#8220;Roman Holiday” this is not. At the same time, Steven Soderbergh novella-sized film about a Manhattan escort has a 21st-century poignancy that comes from having chosen the right woman on whom to focus, then-porn star Sasha Grey who plays Christine, a.k.a. Chelsea, an aspiring upscale call girl who in fact is no more upscale than her personal trainer boyfriend Chris, with whom she has a “committed” relationship. Grey is some respects an anti-Audrey Hepburn in a style-less time in which commercial insight passes for wisdom, self-promotion is considered an ideal, and neurotic urban jockeying the postmodern norm. Though laconic Chelsea already has a steady diet of rich clients — most of whom talk money and woe (these are the meltdown days of 2008) — she’s eager to make waves: go global or maybe open a boutique.
But when she half-falls for a client named David, her numbed world is briefly re-calibrated. A devotee of “personology,” the studying of people based on their data, David’s numbers seems to fit. Suddenly, if briefly, she’s hit with a girlish rush. But that’s where the short story pulls up lame.
Chelsea lacks substance, as does Chris, as does David (hardly ever seen): they’re decent but demagnetized people in a landscape tilted toward self-absorption. Nothing stirs; few are the shades of grey, except for Grey herself, who one erotic “scout” scorns for “her flat affect” and “lack of culture.” Controlled she is, and calculating, but tricks are tricks and fulfilling fantasies more about make-believe than affect and culture. Grey’s real world proximity to the fictional world in which she’s placed means “Girlfriend” wears convincing nail polish, though Chelsea is rarely sexual and never sensual.

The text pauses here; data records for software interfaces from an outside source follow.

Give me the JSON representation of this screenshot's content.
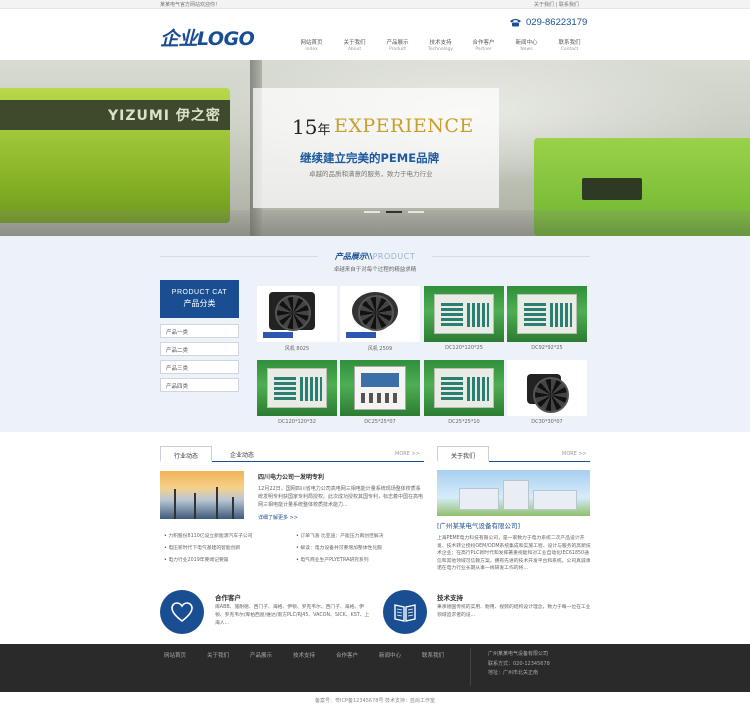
{
  "topbar": {
    "welcome": "某某电气官方网站欢迎你！",
    "links": "关于我们 | 联系我们"
  },
  "header": {
    "logo": "企业LOGO",
    "phone": "029-86223179",
    "nav": [
      {
        "cn": "网站首页",
        "en": "Index"
      },
      {
        "cn": "关于我们",
        "en": "About"
      },
      {
        "cn": "产品展示",
        "en": "Product"
      },
      {
        "cn": "技术支持",
        "en": "Technology"
      },
      {
        "cn": "合作客户",
        "en": "Partner"
      },
      {
        "cn": "新闻中心",
        "en": "News"
      },
      {
        "cn": "联系我们",
        "en": "Contact"
      }
    ]
  },
  "banner": {
    "years": "15",
    "year_unit": "年",
    "experience": "EXPERIENCE",
    "slogan": "继续建立完美的PEME品牌",
    "sub": "卓越的品质和满意的服务，致力于电力行业",
    "machine_text": "YIZUMI 伊之密"
  },
  "products": {
    "title_cn": "产品展示",
    "title_sep": "\\\\",
    "title_en": "PRODUCT",
    "subtitle": "卓越来自于对每个过程的精益求精",
    "cat_en": "PRODUCT CAT",
    "cat_cn": "产品分类",
    "categories": [
      "产品一类",
      "产品二类",
      "产品三类",
      "产品四类"
    ],
    "items": [
      {
        "caption": "风机 8025",
        "kind": "fan-square"
      },
      {
        "caption": "风机 2509",
        "kind": "fan-round"
      },
      {
        "caption": "DC120*120*25",
        "kind": "green-device"
      },
      {
        "caption": "DC92*92*25",
        "kind": "green-device"
      },
      {
        "caption": "DC120*120*32",
        "kind": "green-device"
      },
      {
        "caption": "DC25*25*07",
        "kind": "blue-meter"
      },
      {
        "caption": "DC25*25*10",
        "kind": "green-device"
      },
      {
        "caption": "DC30*30*07",
        "kind": "fan-small"
      }
    ]
  },
  "news": {
    "tab1": "行业动态",
    "tab2": "企业动态",
    "more": "MORE >>",
    "headline": "四川电力公司一发明专利",
    "body": "12月22日，国网四川省电力公司高电网三相电能计量系统现场整体校质系统发明专利获国家专利局授权。此次成功授权其国专利，标志着中国在高电网三相电能计量系统整体校质技术能力...",
    "detail": "详细了解更多 >>",
    "list": [
      "力积股份8110亿设立新能源汽车子公司",
      "订单飞涨 比亚迪：产能压力再创佳解决",
      "电压新时代下电气基建的智能创新",
      "解读：电力设备并可要增加整体性化服",
      "电力行业2019年要闻记要篇",
      "电气商业生产PLYETRA研究系列"
    ]
  },
  "about": {
    "tab": "关于我们",
    "more": "MORE >>",
    "company": "[广州某某电气设备有限公司]",
    "body": "上海PEME电力科技有限公司，是一家致力于电力系统二次产品设计开发、技术转让授权OEM/ODM系统集成和实施工程、设计与服务的高新技术企业；在高行PLC新时代和发挥著重视能和对工业自动化IEC61850通信和其他领域可信赖方案，拥有先进的技术开发平台和系统。公司真诚承诺在电力行业长期从事一线研发工作的将..."
  },
  "partners": {
    "title": "合作客户",
    "body": "库ABB、施耐德、西门子、海格、伊顿、罗克韦尔、西门子、海格、伊顿、罗克韦尔/库柏西屋/维达/南方PLC/RJ45、VACON、SICK、KST、上海人..."
  },
  "support": {
    "title": "技术支持",
    "body": "秉承德国传统的实用、耐用、视频的结构设计理念，致力于每一位在工业领域追求者的设..."
  },
  "footer": {
    "nav": [
      "网站首页",
      "关于我们",
      "产品展示",
      "技术支持",
      "合作客户",
      "新闻中心",
      "联系我们"
    ],
    "company": "广州某某电气设备有限公司",
    "phone": "联系方式：020-12345678",
    "address": "地址：广州市北关正南",
    "copyright": "备案号：粤ICP备12345678号   技术支持：蓝尚工作室"
  },
  "colors": {
    "brand": "#1a4e92",
    "gold": "#c99e2a",
    "footer": "#2a2a2a"
  }
}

As dramatic narrative, the film is inconclusive and stunted. As a sketch of an ambitious but unformed young women and her male orbit, it has a canny sparseness, a tribute to Soderbergh’s attention to Grey’s undulating smirk and the ambiguous emotions it implies.